The story of Buddhism begins over 2,500 years ago in ancient India, a land of rich spiritual traditions and philosophical debates. It was here that Siddhartha Gautama, later known as Buddha, was born into a noble family in the 5th century BCE. Despite his privileged upbringing, Siddhartha Gautama felt an intense longing to understand the nature of human suffering and the purpose of life. This internal quest ultimately led him to renounce his luxurious lifestyle and embark on a spiritual journey into the depths of human existence.
For six years, Gautama wandered across the Indian subcontinent, studying under various revered spiritual teachers and practicing extreme forms of asceticism. However, enlightenment continued to elude him, and it was not until he sat under the Bodhi tree in Bodh Gaya, where he vowed not to rise until he achieved enlightenment, that his deep contemplation led to a profound insight. On a full moon night, Siddhartha Gautama finally attained nirvana, becoming the awakened one – or Buddha.
The teachings of Buddha can be found in the form of discourses known as sutras, which lay out the fundamental principles of Buddhist philosophy. The Four Noble Truths are undoubtedly the cornerstone of Buddhist teachings, encapsulating the essence of human suffering and the path to liberation. According to these truths, life is inevitably filled with suffering, craving is the root cause of suffering, suffering can be extinguished by eliminating desire, and the Eightfold Path is the way to attain liberation from suffering.
One of the earliest and most significant developments in the spread of Buddhism occurred through the patronage of Emperor Ashoka in the 3rd century BCE. After witnessing the bloody aftermath of a victorious war, Ashoka renounced violence and adopted Buddhism as his guiding principles. He then embarked on a mission to propagate Buddhism throughout his vast empire, erecting monastic edifices, monuments, and pillars carved with Buddhist teachings.

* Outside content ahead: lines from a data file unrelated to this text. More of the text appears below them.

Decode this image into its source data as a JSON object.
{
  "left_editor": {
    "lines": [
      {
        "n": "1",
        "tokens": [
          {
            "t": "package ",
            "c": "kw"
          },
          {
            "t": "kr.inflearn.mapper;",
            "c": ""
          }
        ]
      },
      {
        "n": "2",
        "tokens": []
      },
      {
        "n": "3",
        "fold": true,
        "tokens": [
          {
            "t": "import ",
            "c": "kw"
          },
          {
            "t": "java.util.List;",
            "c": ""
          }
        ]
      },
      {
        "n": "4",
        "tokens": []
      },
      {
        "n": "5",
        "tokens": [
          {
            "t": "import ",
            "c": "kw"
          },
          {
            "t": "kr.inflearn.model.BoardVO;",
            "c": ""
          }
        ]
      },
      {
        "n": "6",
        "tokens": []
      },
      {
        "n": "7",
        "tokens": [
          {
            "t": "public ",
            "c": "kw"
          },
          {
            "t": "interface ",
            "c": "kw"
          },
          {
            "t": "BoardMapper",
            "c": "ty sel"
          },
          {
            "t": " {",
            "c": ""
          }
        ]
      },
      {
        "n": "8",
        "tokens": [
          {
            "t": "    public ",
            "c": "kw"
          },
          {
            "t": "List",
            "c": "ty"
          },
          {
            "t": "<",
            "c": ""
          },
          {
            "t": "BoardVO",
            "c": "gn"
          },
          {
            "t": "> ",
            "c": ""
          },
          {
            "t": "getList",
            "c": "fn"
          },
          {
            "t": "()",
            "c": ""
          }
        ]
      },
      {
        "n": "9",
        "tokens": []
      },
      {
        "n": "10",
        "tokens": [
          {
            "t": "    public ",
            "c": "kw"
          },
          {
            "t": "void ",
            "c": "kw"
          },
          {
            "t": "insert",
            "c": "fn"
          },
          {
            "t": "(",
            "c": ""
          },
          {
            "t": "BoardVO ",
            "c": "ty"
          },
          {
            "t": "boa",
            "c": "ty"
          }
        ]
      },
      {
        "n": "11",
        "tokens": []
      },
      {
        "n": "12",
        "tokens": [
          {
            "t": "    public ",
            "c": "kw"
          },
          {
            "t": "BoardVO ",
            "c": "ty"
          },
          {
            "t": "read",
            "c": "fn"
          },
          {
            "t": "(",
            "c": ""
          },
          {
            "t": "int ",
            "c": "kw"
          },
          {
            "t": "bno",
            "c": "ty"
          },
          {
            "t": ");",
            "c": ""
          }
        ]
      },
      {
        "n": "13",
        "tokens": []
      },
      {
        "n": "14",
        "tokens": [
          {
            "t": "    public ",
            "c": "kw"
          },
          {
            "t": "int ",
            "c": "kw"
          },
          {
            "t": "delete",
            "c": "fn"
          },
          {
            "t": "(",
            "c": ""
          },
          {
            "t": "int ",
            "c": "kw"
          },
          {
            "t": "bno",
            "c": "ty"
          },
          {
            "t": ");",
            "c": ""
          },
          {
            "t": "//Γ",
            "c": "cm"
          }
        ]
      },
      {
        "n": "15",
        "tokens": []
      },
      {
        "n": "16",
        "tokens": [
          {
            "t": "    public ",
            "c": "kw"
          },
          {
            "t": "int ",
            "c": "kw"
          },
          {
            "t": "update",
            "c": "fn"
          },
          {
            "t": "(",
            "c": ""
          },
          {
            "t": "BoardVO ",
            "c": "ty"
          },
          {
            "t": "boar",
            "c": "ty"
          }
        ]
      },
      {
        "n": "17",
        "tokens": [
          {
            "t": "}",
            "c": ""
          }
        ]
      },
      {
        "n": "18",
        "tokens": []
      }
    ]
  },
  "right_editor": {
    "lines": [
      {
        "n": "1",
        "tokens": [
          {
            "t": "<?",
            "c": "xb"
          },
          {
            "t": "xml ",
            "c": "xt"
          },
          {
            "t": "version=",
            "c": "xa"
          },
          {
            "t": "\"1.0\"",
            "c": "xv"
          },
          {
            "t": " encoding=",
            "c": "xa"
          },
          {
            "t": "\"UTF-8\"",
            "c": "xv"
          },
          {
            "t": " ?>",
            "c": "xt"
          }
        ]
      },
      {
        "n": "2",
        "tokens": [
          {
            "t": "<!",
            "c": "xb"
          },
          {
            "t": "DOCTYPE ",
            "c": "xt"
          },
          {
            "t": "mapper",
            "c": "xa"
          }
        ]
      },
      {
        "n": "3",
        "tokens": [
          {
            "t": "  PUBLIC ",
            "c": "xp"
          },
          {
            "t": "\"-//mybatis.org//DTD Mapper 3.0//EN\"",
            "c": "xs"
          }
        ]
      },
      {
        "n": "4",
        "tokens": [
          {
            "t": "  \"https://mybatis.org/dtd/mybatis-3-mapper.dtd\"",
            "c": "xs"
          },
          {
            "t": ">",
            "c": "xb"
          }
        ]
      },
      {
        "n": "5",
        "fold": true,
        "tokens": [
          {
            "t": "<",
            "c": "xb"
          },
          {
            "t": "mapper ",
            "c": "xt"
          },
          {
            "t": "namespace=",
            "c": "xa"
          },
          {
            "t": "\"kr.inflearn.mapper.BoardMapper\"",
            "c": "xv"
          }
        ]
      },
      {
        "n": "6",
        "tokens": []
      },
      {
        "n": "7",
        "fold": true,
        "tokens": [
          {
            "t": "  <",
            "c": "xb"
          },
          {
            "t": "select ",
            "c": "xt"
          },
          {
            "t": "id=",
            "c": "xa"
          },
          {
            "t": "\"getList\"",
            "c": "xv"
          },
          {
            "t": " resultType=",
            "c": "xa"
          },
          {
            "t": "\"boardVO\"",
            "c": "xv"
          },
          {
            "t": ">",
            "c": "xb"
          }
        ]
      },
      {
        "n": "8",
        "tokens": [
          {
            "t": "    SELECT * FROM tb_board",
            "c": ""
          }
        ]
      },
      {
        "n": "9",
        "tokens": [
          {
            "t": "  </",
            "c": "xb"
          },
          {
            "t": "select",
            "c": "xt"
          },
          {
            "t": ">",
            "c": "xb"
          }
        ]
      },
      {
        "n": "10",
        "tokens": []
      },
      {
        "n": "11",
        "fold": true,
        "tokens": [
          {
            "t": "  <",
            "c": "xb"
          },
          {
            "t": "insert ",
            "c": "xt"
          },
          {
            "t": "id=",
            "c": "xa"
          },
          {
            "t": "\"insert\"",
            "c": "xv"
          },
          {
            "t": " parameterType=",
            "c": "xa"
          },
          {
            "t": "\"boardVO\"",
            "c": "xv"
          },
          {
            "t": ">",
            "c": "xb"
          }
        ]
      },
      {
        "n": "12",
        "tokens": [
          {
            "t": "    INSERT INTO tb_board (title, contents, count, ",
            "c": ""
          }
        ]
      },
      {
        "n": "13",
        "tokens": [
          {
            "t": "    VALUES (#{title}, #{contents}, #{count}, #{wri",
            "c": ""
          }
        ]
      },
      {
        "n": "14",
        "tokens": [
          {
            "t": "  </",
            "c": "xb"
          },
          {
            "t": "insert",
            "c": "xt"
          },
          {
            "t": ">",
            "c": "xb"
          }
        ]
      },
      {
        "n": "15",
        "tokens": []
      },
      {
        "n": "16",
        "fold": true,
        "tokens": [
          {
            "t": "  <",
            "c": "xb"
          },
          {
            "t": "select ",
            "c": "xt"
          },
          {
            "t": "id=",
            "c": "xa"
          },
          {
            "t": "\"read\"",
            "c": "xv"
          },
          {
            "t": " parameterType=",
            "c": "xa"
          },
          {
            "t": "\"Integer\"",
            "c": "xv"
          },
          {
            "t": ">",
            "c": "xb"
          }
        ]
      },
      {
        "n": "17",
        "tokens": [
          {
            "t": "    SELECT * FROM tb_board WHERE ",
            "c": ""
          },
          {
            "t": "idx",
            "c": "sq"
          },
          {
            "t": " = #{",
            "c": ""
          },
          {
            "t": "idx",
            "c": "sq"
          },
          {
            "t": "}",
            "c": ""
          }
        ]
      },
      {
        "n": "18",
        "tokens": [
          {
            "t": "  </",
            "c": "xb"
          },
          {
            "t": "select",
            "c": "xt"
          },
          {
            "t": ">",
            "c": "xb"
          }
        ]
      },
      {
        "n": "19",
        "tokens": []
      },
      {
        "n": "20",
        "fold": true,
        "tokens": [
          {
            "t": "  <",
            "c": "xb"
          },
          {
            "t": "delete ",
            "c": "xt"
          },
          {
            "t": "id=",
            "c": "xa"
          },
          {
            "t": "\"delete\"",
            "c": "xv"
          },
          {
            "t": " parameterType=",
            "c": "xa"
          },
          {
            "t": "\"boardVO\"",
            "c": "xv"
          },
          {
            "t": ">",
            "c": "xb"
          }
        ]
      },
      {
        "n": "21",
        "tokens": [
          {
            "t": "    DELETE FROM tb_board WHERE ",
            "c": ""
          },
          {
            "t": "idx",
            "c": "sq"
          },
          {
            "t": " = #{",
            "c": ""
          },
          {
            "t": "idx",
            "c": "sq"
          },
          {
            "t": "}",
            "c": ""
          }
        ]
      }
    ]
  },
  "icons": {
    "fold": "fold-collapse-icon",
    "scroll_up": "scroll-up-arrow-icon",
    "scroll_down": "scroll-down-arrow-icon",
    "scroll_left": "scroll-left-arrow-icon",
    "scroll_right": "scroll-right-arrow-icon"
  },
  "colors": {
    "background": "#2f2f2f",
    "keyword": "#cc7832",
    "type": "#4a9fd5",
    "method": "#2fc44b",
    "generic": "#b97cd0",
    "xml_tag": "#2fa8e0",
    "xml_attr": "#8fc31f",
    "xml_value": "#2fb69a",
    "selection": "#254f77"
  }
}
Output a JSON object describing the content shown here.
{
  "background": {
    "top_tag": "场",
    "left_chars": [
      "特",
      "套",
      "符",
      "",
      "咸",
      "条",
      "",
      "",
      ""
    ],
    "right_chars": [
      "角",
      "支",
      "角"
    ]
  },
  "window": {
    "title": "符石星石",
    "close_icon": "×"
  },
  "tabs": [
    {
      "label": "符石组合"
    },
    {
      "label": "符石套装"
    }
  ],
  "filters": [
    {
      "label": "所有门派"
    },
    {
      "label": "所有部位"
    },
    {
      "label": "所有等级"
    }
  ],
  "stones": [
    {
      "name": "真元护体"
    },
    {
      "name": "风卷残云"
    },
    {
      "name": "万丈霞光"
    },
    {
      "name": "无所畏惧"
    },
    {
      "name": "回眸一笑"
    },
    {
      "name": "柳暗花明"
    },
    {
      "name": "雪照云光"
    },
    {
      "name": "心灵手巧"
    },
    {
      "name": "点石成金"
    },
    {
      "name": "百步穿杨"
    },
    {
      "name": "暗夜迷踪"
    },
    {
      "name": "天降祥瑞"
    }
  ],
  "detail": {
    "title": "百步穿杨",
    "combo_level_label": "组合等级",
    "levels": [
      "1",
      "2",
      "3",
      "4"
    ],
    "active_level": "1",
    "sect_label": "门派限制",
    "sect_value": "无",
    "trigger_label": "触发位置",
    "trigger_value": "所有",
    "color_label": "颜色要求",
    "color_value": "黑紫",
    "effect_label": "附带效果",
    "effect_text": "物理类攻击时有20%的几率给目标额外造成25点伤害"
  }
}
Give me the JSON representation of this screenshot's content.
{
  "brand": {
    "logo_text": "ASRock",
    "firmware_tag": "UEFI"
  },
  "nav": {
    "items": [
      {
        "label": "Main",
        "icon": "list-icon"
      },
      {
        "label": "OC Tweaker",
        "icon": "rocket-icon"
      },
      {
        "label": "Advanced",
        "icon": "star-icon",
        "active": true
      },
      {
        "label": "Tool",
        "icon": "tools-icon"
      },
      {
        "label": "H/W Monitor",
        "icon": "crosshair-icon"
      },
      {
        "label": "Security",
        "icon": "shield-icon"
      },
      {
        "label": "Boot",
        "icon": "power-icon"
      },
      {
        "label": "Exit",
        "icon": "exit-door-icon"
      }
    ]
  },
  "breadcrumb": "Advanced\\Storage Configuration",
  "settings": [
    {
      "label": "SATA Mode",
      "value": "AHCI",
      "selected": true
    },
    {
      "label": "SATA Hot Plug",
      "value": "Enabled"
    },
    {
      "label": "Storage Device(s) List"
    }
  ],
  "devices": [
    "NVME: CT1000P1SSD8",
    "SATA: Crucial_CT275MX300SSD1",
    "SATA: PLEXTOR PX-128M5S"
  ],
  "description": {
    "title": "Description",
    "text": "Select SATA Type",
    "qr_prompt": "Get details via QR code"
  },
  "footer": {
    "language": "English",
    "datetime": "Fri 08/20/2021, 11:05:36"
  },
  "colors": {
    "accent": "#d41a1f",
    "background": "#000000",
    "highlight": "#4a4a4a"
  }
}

From the Indian subcontinent, Buddhism gradually spread to various parts of Asia, encountering different cultures and undergoing adaptations along the way. In Sri Lanka, for example, Buddhism took root in the 3rd century BCE and has since become the dominant religion of the island nation. In Southeast Asia, Buddhism fused with local customs and beliefs, resulting in the unique blend of Theravada Buddhism found in countries like Thailand, Cambodia, and Myanmar.
Meanwhile, Mahayana Buddhism emerged as an alternative tradition to Theravada Buddhism, emphasizing the idea of universal compassion and the ideal of attaining Buddhahood for the benefit of all sentient beings. Mahayana Buddhism flourished in China, where it underwent a significant transformation under the influence of Taoist and Confucian thought. The Chinese canon contains a vast body of Mahayana sutras, including the famous Lotus Sutra and the Heart Sutra.
In Japan, Buddhism arrived in the 6th century CE and has since become an integral part of Japanese culture. Zen Buddhism, with its emphasis on direct experiential insight and meditation, gained popularity among samurai warriors and later deeply influenced various aspects of Japanese art and aesthetics.
Today, Buddhism continues to thrive in various forms and schools of thought across the globe. From the pristine monasteries nestled in the lush mountains of Thailand to the bustling temples adorned with colorful prayer flags in Nepal, Buddhism offers a spiritual refuge for those seeking tranquility and self-discovery. It has adapted to modern times, with meditation practices and mindfulness gaining popularity in the Western world as tools for stress reduction and personal growth.
Exploring the historical origins of Buddhism takes us on a journey that spans millennia and continents. From the life of Siddhartha Gautama to the diverse traditions that have emerged over time, Buddhism is a testament to human inquiry and our never-ending search for meaning. It teaches us to question, to let go, and to cultivate compassion in our pursuit of inner peace and enlightenment. As we continue to explore the origins of Buddhism, we can gain a deeper appreciation for the wisdom it holds and its profound impact on the lives of countless individuals throughout history.